menu
  • thomasholmes.info

What are The Elements of a SWOT Analysis?

Elements of a SWOT Analysis and What Is a SWOT Analysis?

SWOT analysis (also sometimes referred to as a SWOT Matrix) is a structured planning method used to evaluate the Strengths, Weaknesses, Opportunities, and Threats involved in a project or in a business venture. These elements of a SWOT analysis can be carried out for a product, place, industry or person. It involves specifying the objective of the business venture or project and identifying the internal and external factors that are favorable and unfavorable to achieving that objective. The technique is credited to , who led a convention at the Stanford Research Institute (now SRI International) in the 1960s and 1970s using data from Fortune 500 companies.  The degree to which the internal environment of the firm matches with the external environment is expressed by the concept of strategic fit.

Setting the objective should be done after gathering the elements of a SWOT analysis has been performed. This would allow achievable goals or objectives to be set for the organization.

  • Strengths: characteristics of the business or project that give it an advantage over others
  • Weaknesses: are characteristics that place the team at a disadvantage relative to others
  • Opportunities: elements that the project could exploit to its advantage
  • Threats: elements in the environment that could cause trouble for the business or project

Identification of SWOTs is important because they can inform later steps in planning to achieve the objective.

First, the decision makers should consider whether the objective is attainable, given the SWOTs. If the objective is not attainable a different objective must be selected and the process repeated.

Conducting a SWOT Analysis With Handy Template Guides

The purpose of performing obtaining and establishing the elements of a SWOT analysis is to reveal positive forces that work together and potential problems that need to be addressed or at least recognized in ANY company.
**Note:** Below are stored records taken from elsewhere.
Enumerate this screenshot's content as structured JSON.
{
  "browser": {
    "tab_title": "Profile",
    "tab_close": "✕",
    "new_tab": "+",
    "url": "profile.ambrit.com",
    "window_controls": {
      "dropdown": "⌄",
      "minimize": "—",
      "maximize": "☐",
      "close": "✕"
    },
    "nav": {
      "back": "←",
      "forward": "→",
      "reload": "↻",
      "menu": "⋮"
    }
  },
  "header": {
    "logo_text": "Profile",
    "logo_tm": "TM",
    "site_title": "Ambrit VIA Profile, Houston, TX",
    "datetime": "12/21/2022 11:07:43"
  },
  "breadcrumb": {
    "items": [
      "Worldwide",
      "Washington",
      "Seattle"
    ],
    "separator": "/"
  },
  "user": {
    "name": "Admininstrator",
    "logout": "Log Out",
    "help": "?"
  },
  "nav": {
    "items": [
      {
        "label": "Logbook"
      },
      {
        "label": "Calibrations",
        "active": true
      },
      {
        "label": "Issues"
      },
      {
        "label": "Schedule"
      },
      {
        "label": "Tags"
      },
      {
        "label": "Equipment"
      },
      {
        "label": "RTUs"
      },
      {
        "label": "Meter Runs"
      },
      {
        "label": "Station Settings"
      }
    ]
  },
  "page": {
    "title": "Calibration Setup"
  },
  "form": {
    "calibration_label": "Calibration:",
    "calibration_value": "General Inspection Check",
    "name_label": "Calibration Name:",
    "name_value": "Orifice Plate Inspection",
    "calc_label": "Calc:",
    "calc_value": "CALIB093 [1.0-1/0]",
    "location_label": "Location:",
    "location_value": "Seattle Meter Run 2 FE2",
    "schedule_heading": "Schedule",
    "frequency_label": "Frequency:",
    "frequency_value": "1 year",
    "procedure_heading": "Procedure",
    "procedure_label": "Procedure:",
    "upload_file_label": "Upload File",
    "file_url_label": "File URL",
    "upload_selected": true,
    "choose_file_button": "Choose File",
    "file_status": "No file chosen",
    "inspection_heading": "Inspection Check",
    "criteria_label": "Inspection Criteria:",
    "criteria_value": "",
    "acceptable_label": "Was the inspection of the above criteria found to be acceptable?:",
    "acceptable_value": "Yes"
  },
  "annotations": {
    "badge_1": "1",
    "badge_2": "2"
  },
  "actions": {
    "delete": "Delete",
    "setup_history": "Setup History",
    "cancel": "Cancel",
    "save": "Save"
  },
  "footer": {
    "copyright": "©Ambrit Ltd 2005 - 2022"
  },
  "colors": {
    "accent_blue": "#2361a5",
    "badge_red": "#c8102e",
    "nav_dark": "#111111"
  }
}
Before you conduct a SWOT session, decide what format or layout you will use to communicate these issues most clearly for you.

We will discuss the process of creating the analysis below, but first here are a few sample layouts-ideas of how you may go about gathering the elements of  a SWOT analysis can look like in order to get to the final elements in order to start building your company objective, mission, value statements, or marketing messages.

INTERNAL

EXTERNAL

Strengths Weaknesses Opportunities Threats

Or if a looser structure helps you brainstorm, you can group positives and negatives to think broadly about your organization and its external environment.

Positives

Negatives

  • strengths
  • assets
  • resources
  • opportunities
  • prospects
  • weaknesses
  • limitations
  • restrictions
  • threats
  • challenges

 

And here's a third option for structuring your elements of a SWOT analysis that might be appropriate for a large initiative that requires detailed planning or many alternatives. This more elaborate "TOWS Matrix" is adapted from text (see "Print Resources"). Here a working table guides you to identify strategies by matching items in each quadrant.

STRENGTHS

1.
2.
3.
4.

WEAKNESSES

1.
2.
3.
4.

OPPORTUNITIES

1.
2.
3.
4.

Opportunity-Strength (OS) Strategies

Use strengths to take advantage of opportunities

1.
2.

Opportunity-Weakness (OW) Strategies

Overcome weaknesses by taking advantage of opportunities

1.
2.

THREATS

1.
2.
3.
4.

Threat-Strength (TS) Strategies

Use strengths to avoid threats

1.
2.

Threat-Weakness (TW) Strategies

Minimize weaknesses and avoid threats

1.
2.

You can then use this SWOT matrix to interview the CEO, President, Managers and employees. After these one-on-one interviews, you summarize the data you have gathered and submit a report on what SWOT OPPORTUNITIES present themselves through this process and present them to the CEO.

Use Pareto’s Principle to prioritize opportunities or use VOC (Voice of the Customer) techniques to implement these opportunities to improve your company. Continuous Improvement is what all companies should be doing daily.

Other Posts You Might Like:

Chuck Intrieri

3PL Consultant at
Mr. Chuck Intrieri is a highly experienced and credentialed Supply Chain Management professional and is a recognized thought leader and innovator, primarily in the areas of Supply Chain Optimization, LEAN initiatives, Operations, Manufacturing, Third Party Logistics (3PL) International Purchasing/Importing, Inventory Management and Logistics, Strategic Sourcing, and Procurement Operations.
Chuck Intrieri

Chuck Intrieri

Chuck Intrieri

Join 20,000 Plus Subscribers!

To subscribe to our blog, enter your email address below and stay on top of things.

 

Subscribe!

Send this to friend